With the images left out, print all of the records below exactly.

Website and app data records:
=== Section Start ===

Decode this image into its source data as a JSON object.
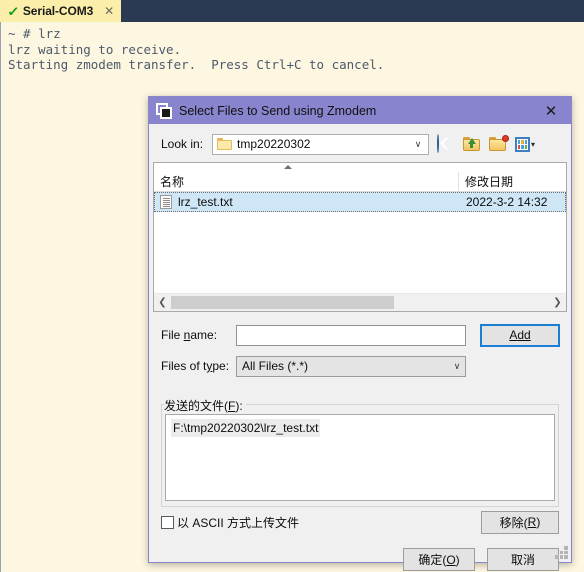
{
  "terminal": {
    "tab": {
      "label": "Serial-COM3",
      "status_icon": "check-icon",
      "close_icon": "close-icon"
    },
    "lines": [
      "~ # lrz",
      "lrz waiting to receive.",
      "Starting zmodem transfer.  Press Ctrl+C to cancel."
    ],
    "colors": {
      "tab_background": "#fbeeab",
      "header_background": "#2b3a52",
      "terminal_background": "#fdf6e0",
      "terminal_text": "#4c5a6b",
      "check_green": "#18a018"
    }
  },
  "dialog": {
    "title": "Select Files to Send using Zmodem",
    "title_icon": "window-icon",
    "close_label": "✕",
    "titlebar_color": "#8984ce",
    "lookin": {
      "label": "Look in:",
      "value": "tmp20220302",
      "folder_icon": "folder-icon",
      "caret": "∨",
      "tools": [
        {
          "name": "back-icon",
          "title": "Back"
        },
        {
          "name": "up-one-level-icon",
          "title": "Up One Level"
        },
        {
          "name": "new-folder-icon",
          "title": "Create New Folder"
        },
        {
          "name": "views-icon",
          "title": "Views"
        }
      ],
      "views_caret": "▾"
    },
    "filelist": {
      "columns": [
        "名称",
        "修改日期"
      ],
      "sort_indicator": "ascending",
      "rows": [
        {
          "icon": "text-file-icon",
          "name": "lrz_test.txt",
          "modified": "2022-3-2 14:32",
          "selected": true
        }
      ],
      "scroll": {
        "left_arrow": "❮",
        "right_arrow": "❯"
      }
    },
    "filename": {
      "label_prefix": "File ",
      "label_accel": "n",
      "label_suffix": "ame:",
      "value": "",
      "placeholder": ""
    },
    "add_button": {
      "text_prefix": "",
      "accel": "A",
      "text_suffix": "dd"
    },
    "filetype": {
      "label_prefix": "Files of t",
      "label_accel": "y",
      "label_suffix": "pe:",
      "value": "All Files (*.*)",
      "caret": "∨"
    },
    "sendfiles": {
      "legend_prefix": "发送的文件(",
      "legend_accel": "F",
      "legend_suffix": "):",
      "items": [
        "F:\\tmp20220302\\lrz_test.txt"
      ]
    },
    "ascii_checkbox": {
      "checked": false,
      "label": "以 ASCII 方式上传文件"
    },
    "remove_button": {
      "text_prefix": "移除(",
      "accel": "R",
      "text_suffix": ")"
    },
    "buttons": [
      {
        "name": "ok-button",
        "prefix": "确定(",
        "accel": "O",
        "suffix": ")"
      },
      {
        "name": "cancel-button",
        "prefix": "取消",
        "accel": "",
        "suffix": ""
      }
    ],
    "resize_grip": "resize-grip-icon"
  }
}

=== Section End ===

Answer
Decode this image into its source data as a JSON object.
{
  "terminal": {
    "tab": {
      "label": "Serial-COM3",
      "status_icon": "check-icon",
      "close_icon": "close-icon"
    },
    "lines": [
      "~ # lrz",
      "lrz waiting to receive.",
      "Starting zmodem transfer.  Press Ctrl+C to cancel."
    ],
    "colors": {
      "tab_background": "#fbeeab",
      "header_background": "#2b3a52",
      "terminal_background": "#fdf6e0",
      "terminal_text": "#4c5a6b",
      "check_green": "#18a018"
    }
  },
  "dialog": {
    "title": "Select Files to Send using Zmodem",
    "title_icon": "window-icon",
    "close_label": "✕",
    "titlebar_color": "#8984ce",
    "lookin": {
      "label": "Look in:",
      "value": "tmp20220302",
      "folder_icon": "folder-icon",
      "caret": "∨",
      "tools": [
        {
          "name": "back-icon",
          "title": "Back"
        },
        {
          "name": "up-one-level-icon",
          "title": "Up One Level"
        },
        {
          "name": "new-folder-icon",
          "title": "Create New Folder"
        },
        {
          "name": "views-icon",
          "title": "Views"
        }
      ],
      "views_caret": "▾"
    },
    "filelist": {
      "columns": [
        "名称",
        "修改日期"
      ],
      "sort_indicator": "ascending",
      "rows": [
        {
          "icon": "text-file-icon",
          "name": "lrz_test.txt",
          "modified": "2022-3-2 14:32",
          "selected": true
        }
      ],
      "scroll": {
        "left_arrow": "❮",
        "right_arrow": "❯"
      }
    },
    "filename": {
      "label_prefix": "File ",
      "label_accel": "n",
      "label_suffix": "ame:",
      "value": "",
      "placeholder": ""
    },
    "add_button": {
      "text_prefix": "",
      "accel": "A",
      "text_suffix": "dd"
    },
    "filetype": {
      "label_prefix": "Files of t",
      "label_accel": "y",
      "label_suffix": "pe:",
      "value": "All Files (*.*)",
      "caret": "∨"
    },
    "sendfiles": {
      "legend_prefix": "发送的文件(",
      "legend_accel": "F",
      "legend_suffix": "):",
      "items": [
        "F:\\tmp20220302\\lrz_test.txt"
      ]
    },
    "ascii_checkbox": {
      "checked": false,
      "label": "以 ASCII 方式上传文件"
    },
    "remove_button": {
      "text_prefix": "移除(",
      "accel": "R",
      "text_suffix": ")"
    },
    "buttons": [
      {
        "name": "ok-button",
        "prefix": "确定(",
        "accel": "O",
        "suffix": ")"
      },
      {
        "name": "cancel-button",
        "prefix": "取消",
        "accel": "",
        "suffix": ""
      }
    ],
    "resize_grip": "resize-grip-icon"
  }
}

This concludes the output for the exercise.